For the ultimate in slow food preparation and preservation, sourdough baking, dehydrating, and sprouting foods are all kitchen activities that need a little planning and time. I feel that the planning of making something that needs time can be a mindful process in its self. Knowing I have to wait a good while before I see the fruits of my labour, so to speak, helps me cultivate patience. I simply love baking sourdough bread, with my favourite recipe (by far) from Nicola Galloway. Dehydrated flowers and herbs are jarred up to use in teas and baking (calendula flowers are a great addition to the menopause loaf) and sprouted seeds such as broccoli seeds, are added to stuffed pitta breads or baked jacket potatoes.
And so finally, this wouldn't be a nutrition blog post about slowing down if I weren't to mention the benefits of mindful eating. Placing our awareness solely on what we are eating, chewing slowly and taking the time to consider the flavour, texture and temperature of our food can have wonderful benefits for both our relationship with food and our digestive comfort.
The simple phrase I share with clients includes the invitation to...
and chew well"
I plan to write a more in depth and evidence based post about the benefits of mindful eating, but until then, I invite you to slow down with both the choosing and preparing your food, and then also the eating. See if you notice a difference.
Because that's what mindfulness is, giving yourself the time to notice.

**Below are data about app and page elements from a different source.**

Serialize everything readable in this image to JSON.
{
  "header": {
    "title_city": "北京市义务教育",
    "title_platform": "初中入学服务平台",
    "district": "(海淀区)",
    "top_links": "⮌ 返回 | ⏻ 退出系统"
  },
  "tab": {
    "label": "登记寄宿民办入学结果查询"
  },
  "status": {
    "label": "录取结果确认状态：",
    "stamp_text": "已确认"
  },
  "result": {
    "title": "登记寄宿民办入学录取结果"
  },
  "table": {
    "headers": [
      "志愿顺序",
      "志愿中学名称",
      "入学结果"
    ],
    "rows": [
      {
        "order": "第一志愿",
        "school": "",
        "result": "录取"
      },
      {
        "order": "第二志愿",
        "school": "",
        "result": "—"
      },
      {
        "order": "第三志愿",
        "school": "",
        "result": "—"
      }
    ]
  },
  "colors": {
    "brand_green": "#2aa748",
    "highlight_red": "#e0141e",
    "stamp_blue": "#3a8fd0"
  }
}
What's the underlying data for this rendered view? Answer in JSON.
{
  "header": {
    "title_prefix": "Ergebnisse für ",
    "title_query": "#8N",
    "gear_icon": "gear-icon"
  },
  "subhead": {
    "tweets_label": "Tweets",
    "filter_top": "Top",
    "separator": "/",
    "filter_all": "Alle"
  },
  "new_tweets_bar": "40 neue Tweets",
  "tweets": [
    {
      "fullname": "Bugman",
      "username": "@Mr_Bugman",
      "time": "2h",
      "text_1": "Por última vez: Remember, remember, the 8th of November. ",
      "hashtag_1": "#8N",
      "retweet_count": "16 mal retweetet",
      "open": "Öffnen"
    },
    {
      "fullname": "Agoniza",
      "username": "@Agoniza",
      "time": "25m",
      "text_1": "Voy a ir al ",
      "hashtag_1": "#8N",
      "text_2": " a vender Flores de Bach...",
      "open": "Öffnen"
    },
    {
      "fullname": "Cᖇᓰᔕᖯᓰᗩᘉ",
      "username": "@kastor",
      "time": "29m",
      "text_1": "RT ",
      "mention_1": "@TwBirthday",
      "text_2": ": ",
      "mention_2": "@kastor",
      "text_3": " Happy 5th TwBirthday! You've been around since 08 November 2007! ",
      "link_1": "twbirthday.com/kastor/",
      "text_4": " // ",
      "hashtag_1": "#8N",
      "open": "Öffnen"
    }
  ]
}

And by cultivating the practice of slowing down, it offers us more space to do exactly that. Simply notice.